Cerebral (Brain) Aneurysm Treatment
What Is an Aneurysm?
Aneurysm is a localized dilation of the wall of a blood vessels. Aneurysms
are most prominent in the aorta but can also occur in peripheral vessels
and are fairly common in the lower extremities of older people. The cause
of aneurysm can be a result of aging or disease and it can be congenital
which means born with the defect.
The symptoms of aneurysm depends on the location of the aneurysm with the
common sites at the abdominal aortic artery, the intracranial muscles
and the aorta. Note that many aneurysms are without symptoms and can only
be discovered by feeling or on x-ray films during an examination. However,
when symptoms do occur, they may include a pulsing sensation and pain
if the aneurysm is pressing on internal organs. A ruptured aneurysm produces
sudden and severe pain. In other cases, aneurysm may leak blood causing
pain without the rapid deterioration characteristic of a rupture. Clots
may often form in aneurysm which creates danger.
There are some tests which can be done to detect aneurysm. First off is

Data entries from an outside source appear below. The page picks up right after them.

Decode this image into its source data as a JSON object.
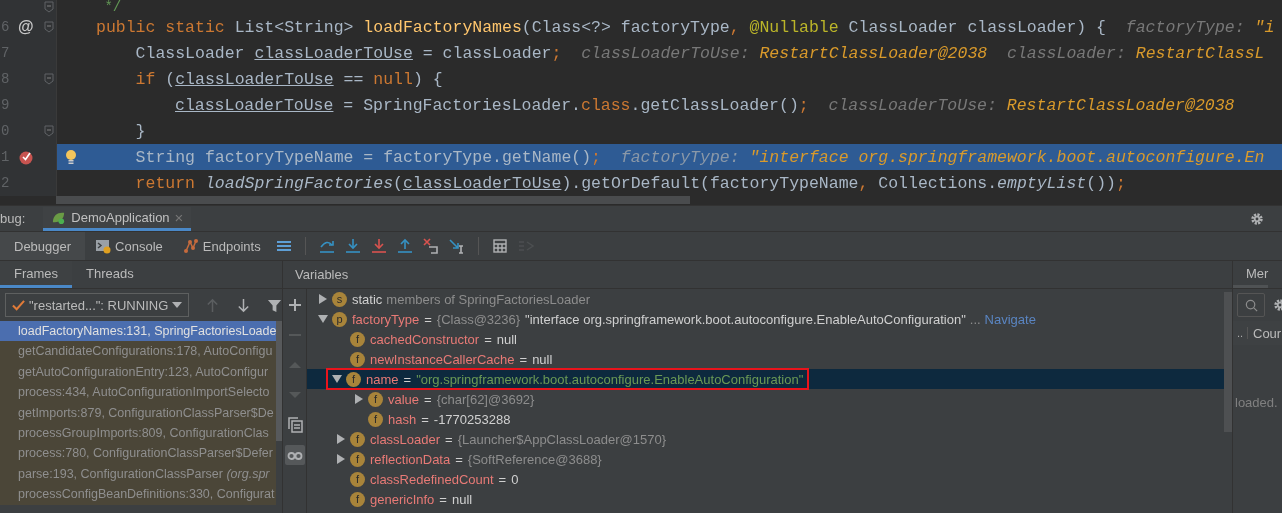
{
  "editor": {
    "lines": [
      {
        "fold": true,
        "breakpoint": false,
        "bulb": false,
        "current": false,
        "tokens": [
          {
            "kind": "comment",
            "text": " */"
          }
        ]
      },
      {
        "number": "6",
        "gutter_mark": "@",
        "fold": true,
        "breakpoint": false,
        "bulb": false,
        "current": false,
        "tokens": [
          {
            "kind": "keyword",
            "text": "public static "
          },
          {
            "kind": "text",
            "text": "List<String> "
          },
          {
            "kind": "method",
            "text": "loadFactoryNames"
          },
          {
            "kind": "text",
            "text": "(Class<?> factoryType"
          },
          {
            "kind": "punct",
            "text": ", "
          },
          {
            "kind": "annotation",
            "text": "@Nullable"
          },
          {
            "kind": "text",
            "text": " ClassLoader classLoader) {"
          },
          {
            "kind": "hint",
            "text": "  factoryType: "
          },
          {
            "kind": "value",
            "text": "\"i"
          }
        ]
      },
      {
        "number": "7",
        "fold": false,
        "breakpoint": false,
        "bulb": false,
        "current": false,
        "tokens": [
          {
            "kind": "text",
            "text": "    ClassLoader "
          },
          {
            "kind": "var",
            "text": "classLoaderToUse"
          },
          {
            "kind": "text",
            "text": " = classLoader"
          },
          {
            "kind": "punct",
            "text": ";"
          },
          {
            "kind": "hint",
            "text": "  classLoaderToUse: "
          },
          {
            "kind": "value",
            "text": "RestartClassLoader@2038"
          },
          {
            "kind": "hint",
            "text": "  classLoader: "
          },
          {
            "kind": "value",
            "text": "RestartClassL"
          }
        ]
      },
      {
        "number": "8",
        "fold": true,
        "breakpoint": false,
        "bulb": false,
        "current": false,
        "tokens": [
          {
            "kind": "keyword",
            "text": "    if "
          },
          {
            "kind": "text",
            "text": "("
          },
          {
            "kind": "var",
            "text": "classLoaderToUse"
          },
          {
            "kind": "text",
            "text": " == "
          },
          {
            "kind": "keyword",
            "text": "null"
          },
          {
            "kind": "text",
            "text": ") {"
          }
        ]
      },
      {
        "number": "9",
        "fold": false,
        "breakpoint": false,
        "bulb": false,
        "current": false,
        "tokens": [
          {
            "kind": "var",
            "text": "classLoaderToUse",
            "indent": true
          },
          {
            "kind": "text",
            "text": " = SpringFactoriesLoader."
          },
          {
            "kind": "keyword",
            "text": "class"
          },
          {
            "kind": "text",
            "text": ".getClassLoader()"
          },
          {
            "kind": "punct",
            "text": ";"
          },
          {
            "kind": "hint",
            "text": "  classLoaderToUse: "
          },
          {
            "kind": "value",
            "text": "RestartClassLoader@2038"
          }
        ]
      },
      {
        "number": "0",
        "fold": true,
        "breakpoint": false,
        "bulb": false,
        "current": false,
        "tokens": [
          {
            "kind": "text",
            "text": "    }"
          }
        ]
      },
      {
        "number": "1",
        "fold": false,
        "breakpoint": true,
        "bulb": true,
        "current": true,
        "tokens": [
          {
            "kind": "text",
            "text": "    String factoryTypeName = factoryType.getName()"
          },
          {
            "kind": "punct",
            "text": ";"
          },
          {
            "kind": "hint",
            "text": "  factoryType: "
          },
          {
            "kind": "value",
            "text": "\"interface org.springframework.boot.autoconfigure.En"
          }
        ]
      },
      {
        "number": "2",
        "fold": false,
        "breakpoint": false,
        "bulb": false,
        "current": false,
        "tokens": [
          {
            "kind": "keyword",
            "text": "    return "
          },
          {
            "kind": "italic",
            "text": "loadSpringFactories"
          },
          {
            "kind": "text",
            "text": "("
          },
          {
            "kind": "var",
            "text": "classLoaderToUse"
          },
          {
            "kind": "text",
            "text": ").getOrDefault(factoryTypeName"
          },
          {
            "kind": "punct",
            "text": ", "
          },
          {
            "kind": "text",
            "text": "Collections."
          },
          {
            "kind": "italic",
            "text": "emptyList"
          },
          {
            "kind": "text",
            "text": "())"
          },
          {
            "kind": "punct",
            "text": ";"
          }
        ]
      }
    ]
  },
  "debug": {
    "label": "bug:",
    "session_tab": {
      "label": "DemoApplication",
      "close": "×"
    },
    "tabs": [
      {
        "label": "Debugger",
        "selected": true
      },
      {
        "label": "Console",
        "selected": false
      },
      {
        "label": "Endpoints",
        "selected": false
      }
    ],
    "toolbar": [
      {
        "kind": "layout",
        "disabled": false
      },
      {
        "kind": "step-over",
        "disabled": false
      },
      {
        "kind": "step-into",
        "disabled": false
      },
      {
        "kind": "force-step-into",
        "disabled": false
      },
      {
        "kind": "step-out",
        "disabled": false
      },
      {
        "kind": "drop-frame",
        "disabled": false
      },
      {
        "kind": "run-to-cursor",
        "disabled": false
      },
      {
        "kind": "evaluate",
        "disabled": false
      },
      {
        "kind": "trace",
        "disabled": true
      }
    ],
    "frames_tabs": [
      {
        "label": "Frames",
        "selected": true
      },
      {
        "label": "Threads",
        "selected": false
      }
    ],
    "thread": {
      "value": "\"restarted...\": RUNNING"
    },
    "frame_nav": [
      {
        "kind": "up",
        "disabled": true
      },
      {
        "kind": "down",
        "disabled": false
      },
      {
        "kind": "filter",
        "disabled": false
      }
    ],
    "frames": [
      {
        "text": "loadFactoryNames:131, SpringFactoriesLoade",
        "selected": true
      },
      {
        "text": "getCandidateConfigurations:178, AutoConfigu",
        "selected": false
      },
      {
        "text": "getAutoConfigurationEntry:123, AutoConfigur",
        "selected": false
      },
      {
        "text": "process:434, AutoConfigurationImportSelecto",
        "selected": false
      },
      {
        "text": "getImports:879, ConfigurationClassParser$De",
        "selected": false
      },
      {
        "text": "processGroupImports:809, ConfigurationClas",
        "selected": false
      },
      {
        "text": "process:780, ConfigurationClassParser$Defer",
        "selected": false
      },
      {
        "text": "parse:193, ConfigurationClassParser *(org.spr*",
        "selected": false
      },
      {
        "text": "processConfigBeanDefinitions:330, Configurat",
        "selected": false
      }
    ],
    "variables_title": "Variables",
    "variables_toolbar": [
      {
        "kind": "add",
        "disabled": false,
        "selected": false
      },
      {
        "kind": "remove",
        "disabled": true,
        "selected": false
      },
      {
        "kind": "up",
        "disabled": true,
        "selected": false
      },
      {
        "kind": "down",
        "disabled": true,
        "selected": false
      },
      {
        "kind": "copy",
        "disabled": false,
        "selected": false
      },
      {
        "kind": "watches",
        "disabled": false,
        "selected": true
      }
    ],
    "variables": [
      {
        "kind": "static",
        "badge": "s",
        "name": "static",
        "description": "members of SpringFactoriesLoader",
        "expanded": false,
        "selected": false,
        "outlined": false
      },
      {
        "kind": "object",
        "badge": "p",
        "name": "factoryType",
        "eq": "=",
        "type": "{Class@3236}",
        "value": "\"interface org.springframework.boot.autoconfigure.EnableAutoConfiguration\"",
        "ellipsis": "...",
        "link": "Navigate",
        "expanded": true,
        "selected": false,
        "outlined": false,
        "children": [
          {
            "kind": "plain",
            "badge": "f",
            "name": "cachedConstructor",
            "eq": "=",
            "value": "null",
            "selected": false,
            "outlined": false
          },
          {
            "kind": "plain",
            "badge": "f",
            "name": "newInstanceCallerCache",
            "eq": "=",
            "value": "null",
            "selected": false,
            "outlined": false
          },
          {
            "kind": "string",
            "badge": "f",
            "name": "name",
            "eq": "=",
            "value": "\"org.springframework.boot.autoconfigure.EnableAutoConfiguration\"",
            "expanded": true,
            "selected": true,
            "outlined": true,
            "children": [
              {
                "kind": "object",
                "badge": "f",
                "name": "value",
                "eq": "=",
                "type": "{char[62]@3692}",
                "expanded": false,
                "selected": false,
                "outlined": false
              },
              {
                "kind": "plain",
                "badge": "f",
                "name": "hash",
                "eq": "=",
                "value": "-1770253288",
                "selected": false,
                "outlined": false
              }
            ]
          },
          {
            "kind": "object",
            "badge": "f",
            "name": "classLoader",
            "eq": "=",
            "type": "{Launcher$AppClassLoader@1570}",
            "expanded": false,
            "selected": false,
            "outlined": false
          },
          {
            "kind": "object",
            "badge": "f",
            "name": "reflectionData",
            "eq": "=",
            "type": "{SoftReference@3688}",
            "expanded": false,
            "selected": false,
            "outlined": false
          },
          {
            "kind": "plain",
            "badge": "f",
            "name": "classRedefinedCount",
            "eq": "=",
            "value": "0",
            "selected": false,
            "outlined": false
          },
          {
            "kind": "plain",
            "badge": "f",
            "name": "genericInfo",
            "eq": "=",
            "value": "null",
            "selected": false,
            "outlined": false
          }
        ]
      }
    ],
    "side": {
      "tab": "Mer",
      "column_1": "..",
      "column_2": "Cour",
      "message": "loaded."
    }
  }
}
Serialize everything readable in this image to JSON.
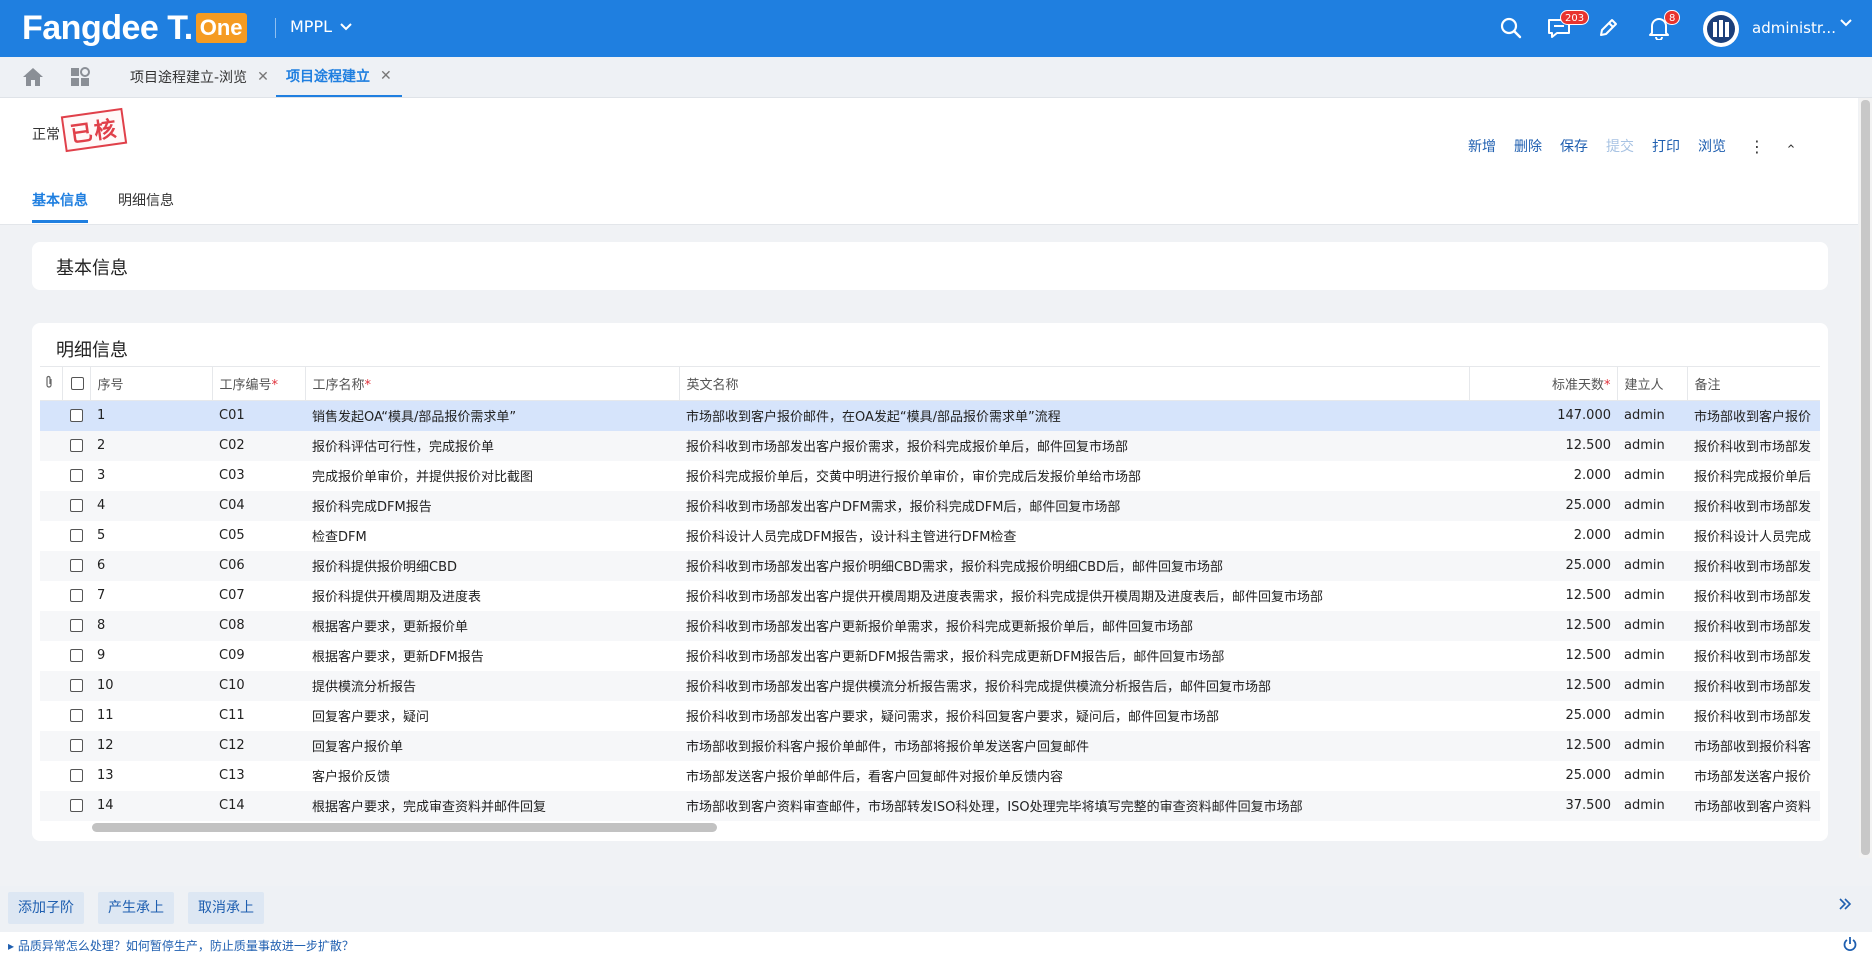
{
  "brand": {
    "name": "Fangdee T.",
    "badge": "One"
  },
  "app_selector": "MPPL",
  "notifications": {
    "messages_count": "203",
    "alerts_count": "8"
  },
  "user": {
    "name": "administr..."
  },
  "tabs": [
    {
      "label": "项目途程建立-浏览"
    },
    {
      "label": "项目途程建立"
    }
  ],
  "record": {
    "status": "正常",
    "stamp": "已核"
  },
  "toolbar": {
    "new": "新增",
    "delete": "删除",
    "save": "保存",
    "submit": "提交",
    "print": "打印",
    "browse": "浏览"
  },
  "subtabs": [
    {
      "label": "基本信息"
    },
    {
      "label": "明细信息"
    }
  ],
  "basic_section": {
    "title": "基本信息"
  },
  "detail_section": {
    "title": "明细信息"
  },
  "table": {
    "columns": {
      "seq": "序号",
      "code": "工序编号",
      "name": "工序名称",
      "en_name": "英文名称",
      "days": "标准天数",
      "creator": "建立人",
      "remark": "备注"
    },
    "required_mark": "*",
    "rows": [
      {
        "seq": "1",
        "code": "C01",
        "name": "销售发起OA“模具/部品报价需求单”",
        "en_name": "市场部收到客户报价邮件，在OA发起“模具/部品报价需求单”流程",
        "days": "147.000",
        "creator": "admin",
        "remark": "市场部收到客户报价"
      },
      {
        "seq": "2",
        "code": "C02",
        "name": "报价科评估可行性，完成报价单",
        "en_name": "报价科收到市场部发出客户报价需求，报价科完成报价单后，邮件回复市场部",
        "days": "12.500",
        "creator": "admin",
        "remark": "报价科收到市场部发"
      },
      {
        "seq": "3",
        "code": "C03",
        "name": "完成报价单审价，并提供报价对比截图",
        "en_name": "报价科完成报价单后，交黄中明进行报价单审价，审价完成后发报价单给市场部",
        "days": "2.000",
        "creator": "admin",
        "remark": "报价科完成报价单后"
      },
      {
        "seq": "4",
        "code": "C04",
        "name": "报价科完成DFM报告",
        "en_name": "报价科收到市场部发出客户DFM需求，报价科完成DFM后，邮件回复市场部",
        "days": "25.000",
        "creator": "admin",
        "remark": "报价科收到市场部发"
      },
      {
        "seq": "5",
        "code": "C05",
        "name": "检查DFM",
        "en_name": "报价科设计人员完成DFM报告，设计科主管进行DFM检查",
        "days": "2.000",
        "creator": "admin",
        "remark": "报价科设计人员完成"
      },
      {
        "seq": "6",
        "code": "C06",
        "name": "报价科提供报价明细CBD",
        "en_name": "报价科收到市场部发出客户报价明细CBD需求，报价科完成报价明细CBD后，邮件回复市场部",
        "days": "25.000",
        "creator": "admin",
        "remark": "报价科收到市场部发"
      },
      {
        "seq": "7",
        "code": "C07",
        "name": "报价科提供开模周期及进度表",
        "en_name": "报价科收到市场部发出客户提供开模周期及进度表需求，报价科完成提供开模周期及进度表后，邮件回复市场部",
        "days": "12.500",
        "creator": "admin",
        "remark": "报价科收到市场部发"
      },
      {
        "seq": "8",
        "code": "C08",
        "name": "根据客户要求，更新报价单",
        "en_name": "报价科收到市场部发出客户更新报价单需求，报价科完成更新报价单后，邮件回复市场部",
        "days": "12.500",
        "creator": "admin",
        "remark": "报价科收到市场部发"
      },
      {
        "seq": "9",
        "code": "C09",
        "name": "根据客户要求，更新DFM报告",
        "en_name": "报价科收到市场部发出客户更新DFM报告需求，报价科完成更新DFM报告后，邮件回复市场部",
        "days": "12.500",
        "creator": "admin",
        "remark": "报价科收到市场部发"
      },
      {
        "seq": "10",
        "code": "C10",
        "name": "提供模流分析报告",
        "en_name": "报价科收到市场部发出客户提供模流分析报告需求，报价科完成提供模流分析报告后，邮件回复市场部",
        "days": "12.500",
        "creator": "admin",
        "remark": "报价科收到市场部发"
      },
      {
        "seq": "11",
        "code": "C11",
        "name": "回复客户要求，疑问",
        "en_name": "报价科收到市场部发出客户要求，疑问需求，报价科回复客户要求，疑问后，邮件回复市场部",
        "days": "25.000",
        "creator": "admin",
        "remark": "报价科收到市场部发"
      },
      {
        "seq": "12",
        "code": "C12",
        "name": "回复客户报价单",
        "en_name": "市场部收到报价科客户报价单邮件，市场部将报价单发送客户回复邮件",
        "days": "12.500",
        "creator": "admin",
        "remark": "市场部收到报价科客"
      },
      {
        "seq": "13",
        "code": "C13",
        "name": "客户报价反馈",
        "en_name": "市场部发送客户报价单邮件后，看客户回复邮件对报价单反馈内容",
        "days": "25.000",
        "creator": "admin",
        "remark": "市场部发送客户报价"
      },
      {
        "seq": "14",
        "code": "C14",
        "name": "根据客户要求，完成审查资料并邮件回复",
        "en_name": "市场部收到客户资料审查邮件，市场部转发ISO科处理，ISO处理完毕将填写完整的审查资料邮件回复市场部",
        "days": "37.500",
        "creator": "admin",
        "remark": "市场部收到客户资料"
      }
    ]
  },
  "bottom_buttons": {
    "add_child": "添加子阶",
    "produce": "产生承上",
    "cancel": "取消承上"
  },
  "footer": {
    "tip": "品质异常怎么处理？如何暂停生产，防止质量事故进一步扩散？"
  },
  "colors": {
    "brand_blue": "#1f7fe0",
    "badge_orange": "#f59b22",
    "stamp_red": "#e0404a",
    "required_red": "#e0303a"
  }
}
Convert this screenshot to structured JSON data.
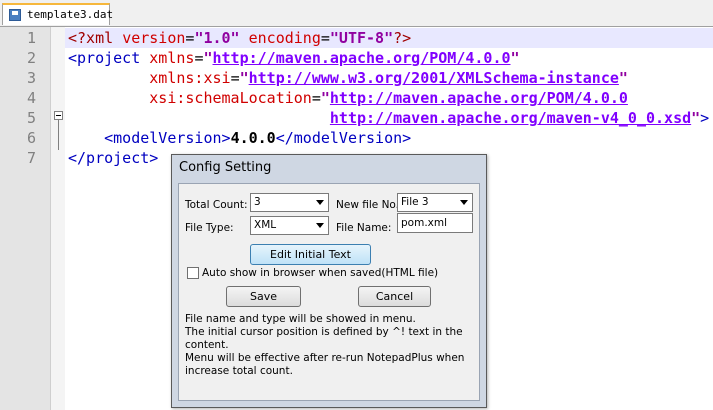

the angiogram which is an x-ray exam of the arteries, veins or heart chambers.
There is the MRI which is a diagnostic technique that uses the response
of atoms to a strong magnetic field to produce cross-sectional images.
The Spinal tap is another way to diagnose aneurysm which is a puncture
of the spinal cavity with a needle to extract spinal fluid for diagnostic
purposes. Ultrasound uses high-frequency sound waves to produce an image
of an organ. Echocardiography may be used which uses ultrasound waves
to visualize structures within the heart. Lastly, x-rays may also be obtained.
To treat aneurysms, drugs may be prescribed to lower the blood pressure
and to reduce the risk of rupture. However, some aneurysms such as the
abdominal aneurysm must be treated surgically, especially if it is large
and increasing in size. Enlarging thoracic aneurysm should also be considered
for surgery. Finally, a dissecting or ruptured aneurysm requires immediate
For more information on Pomona Valley Hospital Medical Center's Stead
Heart & Vascular Center, please call 909.865.9858.